▸ **DIRECTIONS**: Across the following data, how many lines include the string "from"? Reply with the number and nothing more.

──────────

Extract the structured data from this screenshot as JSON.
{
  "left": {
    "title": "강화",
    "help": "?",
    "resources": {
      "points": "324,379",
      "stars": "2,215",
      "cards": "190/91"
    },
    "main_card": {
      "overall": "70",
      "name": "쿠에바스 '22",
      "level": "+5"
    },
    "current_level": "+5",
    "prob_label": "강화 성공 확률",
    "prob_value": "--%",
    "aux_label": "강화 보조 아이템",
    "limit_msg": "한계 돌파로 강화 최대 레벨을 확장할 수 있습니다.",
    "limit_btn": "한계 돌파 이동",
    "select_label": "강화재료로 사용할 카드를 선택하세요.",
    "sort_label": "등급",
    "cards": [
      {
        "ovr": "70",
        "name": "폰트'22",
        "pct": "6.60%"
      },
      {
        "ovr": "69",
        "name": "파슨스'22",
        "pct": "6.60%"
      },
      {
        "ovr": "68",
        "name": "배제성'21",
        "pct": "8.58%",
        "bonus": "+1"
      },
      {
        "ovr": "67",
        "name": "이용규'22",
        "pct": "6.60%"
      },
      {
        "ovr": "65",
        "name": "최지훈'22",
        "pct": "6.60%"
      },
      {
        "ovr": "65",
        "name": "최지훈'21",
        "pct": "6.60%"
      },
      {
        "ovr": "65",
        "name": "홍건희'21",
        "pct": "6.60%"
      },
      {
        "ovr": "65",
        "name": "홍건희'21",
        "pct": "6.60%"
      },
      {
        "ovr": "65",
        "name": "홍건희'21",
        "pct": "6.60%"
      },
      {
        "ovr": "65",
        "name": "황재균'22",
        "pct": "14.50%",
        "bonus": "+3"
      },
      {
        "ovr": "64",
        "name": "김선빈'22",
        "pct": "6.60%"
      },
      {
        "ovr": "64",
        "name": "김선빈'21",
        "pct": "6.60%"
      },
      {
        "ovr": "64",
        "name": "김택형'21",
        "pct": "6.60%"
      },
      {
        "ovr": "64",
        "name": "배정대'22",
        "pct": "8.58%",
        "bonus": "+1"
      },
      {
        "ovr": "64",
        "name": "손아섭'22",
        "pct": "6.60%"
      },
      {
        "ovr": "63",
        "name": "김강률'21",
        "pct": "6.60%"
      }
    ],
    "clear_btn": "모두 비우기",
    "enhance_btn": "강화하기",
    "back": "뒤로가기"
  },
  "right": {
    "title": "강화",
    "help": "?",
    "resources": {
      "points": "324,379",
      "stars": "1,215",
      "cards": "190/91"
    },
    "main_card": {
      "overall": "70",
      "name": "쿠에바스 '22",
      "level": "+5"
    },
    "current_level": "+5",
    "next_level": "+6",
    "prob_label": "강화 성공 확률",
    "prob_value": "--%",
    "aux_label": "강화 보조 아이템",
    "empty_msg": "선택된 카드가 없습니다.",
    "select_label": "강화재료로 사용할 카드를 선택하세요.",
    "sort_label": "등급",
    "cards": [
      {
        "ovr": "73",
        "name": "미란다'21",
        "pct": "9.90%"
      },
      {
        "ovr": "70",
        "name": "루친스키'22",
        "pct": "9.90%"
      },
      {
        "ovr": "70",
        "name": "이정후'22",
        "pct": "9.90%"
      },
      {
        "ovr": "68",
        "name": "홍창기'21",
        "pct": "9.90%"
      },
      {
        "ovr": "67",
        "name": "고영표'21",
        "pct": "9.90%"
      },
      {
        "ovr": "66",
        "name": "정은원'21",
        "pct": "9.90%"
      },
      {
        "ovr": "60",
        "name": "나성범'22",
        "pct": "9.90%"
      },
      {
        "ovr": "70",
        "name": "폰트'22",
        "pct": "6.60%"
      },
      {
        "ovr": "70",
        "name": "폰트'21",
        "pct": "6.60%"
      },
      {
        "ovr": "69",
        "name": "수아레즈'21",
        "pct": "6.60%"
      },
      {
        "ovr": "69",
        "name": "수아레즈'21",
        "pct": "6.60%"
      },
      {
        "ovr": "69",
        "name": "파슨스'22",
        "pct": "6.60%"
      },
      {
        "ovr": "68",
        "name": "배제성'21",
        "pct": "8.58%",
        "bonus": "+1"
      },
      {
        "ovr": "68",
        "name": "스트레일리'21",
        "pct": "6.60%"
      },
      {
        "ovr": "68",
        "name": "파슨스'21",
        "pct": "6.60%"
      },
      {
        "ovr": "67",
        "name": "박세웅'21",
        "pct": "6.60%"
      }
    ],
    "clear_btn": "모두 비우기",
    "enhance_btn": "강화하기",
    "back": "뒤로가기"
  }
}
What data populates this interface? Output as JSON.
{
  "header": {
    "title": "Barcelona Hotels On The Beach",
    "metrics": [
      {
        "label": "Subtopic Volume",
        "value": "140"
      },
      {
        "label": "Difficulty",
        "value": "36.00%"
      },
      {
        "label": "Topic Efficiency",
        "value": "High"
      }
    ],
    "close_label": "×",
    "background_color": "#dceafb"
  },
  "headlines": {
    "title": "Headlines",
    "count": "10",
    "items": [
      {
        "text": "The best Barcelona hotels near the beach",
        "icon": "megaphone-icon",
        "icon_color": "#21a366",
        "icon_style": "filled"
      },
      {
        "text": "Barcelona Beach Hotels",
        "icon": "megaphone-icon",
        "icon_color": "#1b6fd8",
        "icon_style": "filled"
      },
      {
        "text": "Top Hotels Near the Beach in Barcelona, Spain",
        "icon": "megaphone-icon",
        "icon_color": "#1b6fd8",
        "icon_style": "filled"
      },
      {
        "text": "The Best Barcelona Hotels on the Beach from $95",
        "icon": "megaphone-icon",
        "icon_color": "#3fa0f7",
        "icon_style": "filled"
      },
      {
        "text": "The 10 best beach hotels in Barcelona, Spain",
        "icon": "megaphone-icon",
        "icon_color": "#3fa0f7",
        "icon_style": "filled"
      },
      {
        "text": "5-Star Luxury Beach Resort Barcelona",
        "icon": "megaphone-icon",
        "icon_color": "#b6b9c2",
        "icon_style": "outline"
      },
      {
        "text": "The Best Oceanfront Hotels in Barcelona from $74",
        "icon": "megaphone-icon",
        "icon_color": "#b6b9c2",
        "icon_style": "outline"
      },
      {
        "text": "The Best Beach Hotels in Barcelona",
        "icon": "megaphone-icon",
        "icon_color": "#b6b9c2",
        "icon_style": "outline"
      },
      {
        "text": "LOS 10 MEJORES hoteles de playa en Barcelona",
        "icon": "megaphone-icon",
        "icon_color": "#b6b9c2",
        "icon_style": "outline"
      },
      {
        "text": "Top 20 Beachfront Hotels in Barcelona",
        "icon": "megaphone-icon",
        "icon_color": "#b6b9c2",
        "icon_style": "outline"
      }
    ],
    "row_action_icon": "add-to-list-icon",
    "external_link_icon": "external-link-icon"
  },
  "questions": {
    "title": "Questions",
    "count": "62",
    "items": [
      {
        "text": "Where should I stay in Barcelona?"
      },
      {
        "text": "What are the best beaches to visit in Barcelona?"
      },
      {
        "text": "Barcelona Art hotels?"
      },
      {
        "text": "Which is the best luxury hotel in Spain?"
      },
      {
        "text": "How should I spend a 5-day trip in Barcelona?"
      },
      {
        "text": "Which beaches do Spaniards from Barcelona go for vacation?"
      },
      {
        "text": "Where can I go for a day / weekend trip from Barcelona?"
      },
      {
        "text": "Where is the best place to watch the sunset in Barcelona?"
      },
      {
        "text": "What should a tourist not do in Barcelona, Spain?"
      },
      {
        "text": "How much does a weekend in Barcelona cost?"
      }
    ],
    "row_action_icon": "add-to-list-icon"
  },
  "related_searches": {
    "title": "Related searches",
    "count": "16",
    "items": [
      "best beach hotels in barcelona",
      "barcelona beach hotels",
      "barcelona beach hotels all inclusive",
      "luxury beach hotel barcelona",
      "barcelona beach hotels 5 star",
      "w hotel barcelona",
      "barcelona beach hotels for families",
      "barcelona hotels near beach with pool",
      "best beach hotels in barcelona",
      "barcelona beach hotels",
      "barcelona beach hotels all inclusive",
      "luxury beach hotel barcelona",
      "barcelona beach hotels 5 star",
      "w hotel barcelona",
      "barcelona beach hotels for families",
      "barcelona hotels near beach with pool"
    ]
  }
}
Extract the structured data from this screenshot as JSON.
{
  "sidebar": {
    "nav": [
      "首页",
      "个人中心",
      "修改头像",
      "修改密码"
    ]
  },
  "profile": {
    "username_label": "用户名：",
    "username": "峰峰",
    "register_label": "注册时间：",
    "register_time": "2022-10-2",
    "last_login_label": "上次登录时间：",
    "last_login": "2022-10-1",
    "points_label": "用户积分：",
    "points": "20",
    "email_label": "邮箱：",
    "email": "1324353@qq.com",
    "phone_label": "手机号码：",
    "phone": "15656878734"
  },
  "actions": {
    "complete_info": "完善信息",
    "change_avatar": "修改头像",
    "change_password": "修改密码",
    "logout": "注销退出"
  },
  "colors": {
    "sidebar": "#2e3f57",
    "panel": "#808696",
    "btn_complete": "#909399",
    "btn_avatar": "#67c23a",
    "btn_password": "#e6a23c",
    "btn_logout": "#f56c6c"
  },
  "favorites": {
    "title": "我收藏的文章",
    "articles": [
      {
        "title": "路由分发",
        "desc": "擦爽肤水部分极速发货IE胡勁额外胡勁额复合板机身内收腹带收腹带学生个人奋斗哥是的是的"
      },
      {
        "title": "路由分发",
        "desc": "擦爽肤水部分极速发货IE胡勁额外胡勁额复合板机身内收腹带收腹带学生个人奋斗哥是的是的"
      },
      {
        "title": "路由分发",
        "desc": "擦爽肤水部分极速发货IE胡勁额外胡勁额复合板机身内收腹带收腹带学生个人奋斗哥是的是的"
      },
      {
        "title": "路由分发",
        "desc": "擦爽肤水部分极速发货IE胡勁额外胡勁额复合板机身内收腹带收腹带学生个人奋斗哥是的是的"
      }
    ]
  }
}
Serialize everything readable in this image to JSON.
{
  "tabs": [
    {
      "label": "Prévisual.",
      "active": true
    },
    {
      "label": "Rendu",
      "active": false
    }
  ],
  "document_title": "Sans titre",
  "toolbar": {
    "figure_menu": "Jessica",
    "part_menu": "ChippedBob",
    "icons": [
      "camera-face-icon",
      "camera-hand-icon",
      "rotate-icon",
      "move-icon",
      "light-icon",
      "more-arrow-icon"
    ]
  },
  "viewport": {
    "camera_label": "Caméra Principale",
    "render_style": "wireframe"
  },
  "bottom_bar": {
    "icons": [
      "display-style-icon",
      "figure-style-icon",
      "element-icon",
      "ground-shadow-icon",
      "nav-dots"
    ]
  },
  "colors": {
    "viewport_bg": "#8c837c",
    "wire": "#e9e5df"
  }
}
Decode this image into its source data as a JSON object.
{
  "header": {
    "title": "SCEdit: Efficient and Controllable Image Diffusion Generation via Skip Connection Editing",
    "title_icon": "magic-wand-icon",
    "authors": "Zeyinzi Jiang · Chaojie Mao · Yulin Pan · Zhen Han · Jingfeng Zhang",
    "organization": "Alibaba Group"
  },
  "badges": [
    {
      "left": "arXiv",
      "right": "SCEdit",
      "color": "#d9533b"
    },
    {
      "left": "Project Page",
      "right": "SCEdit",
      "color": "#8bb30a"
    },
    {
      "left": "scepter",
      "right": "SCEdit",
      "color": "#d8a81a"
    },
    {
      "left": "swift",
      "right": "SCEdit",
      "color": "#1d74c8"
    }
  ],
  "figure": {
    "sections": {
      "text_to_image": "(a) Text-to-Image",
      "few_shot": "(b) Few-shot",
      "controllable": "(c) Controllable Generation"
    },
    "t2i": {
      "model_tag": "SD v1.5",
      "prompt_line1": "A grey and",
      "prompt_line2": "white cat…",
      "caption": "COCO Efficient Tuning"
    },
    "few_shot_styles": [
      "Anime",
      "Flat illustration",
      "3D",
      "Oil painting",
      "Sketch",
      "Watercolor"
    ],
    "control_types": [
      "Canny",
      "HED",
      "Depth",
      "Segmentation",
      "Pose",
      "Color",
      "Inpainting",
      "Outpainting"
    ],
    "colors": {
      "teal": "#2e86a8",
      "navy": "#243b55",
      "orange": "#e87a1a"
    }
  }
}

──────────

▸ **EXERCISE OUTPUT**: 6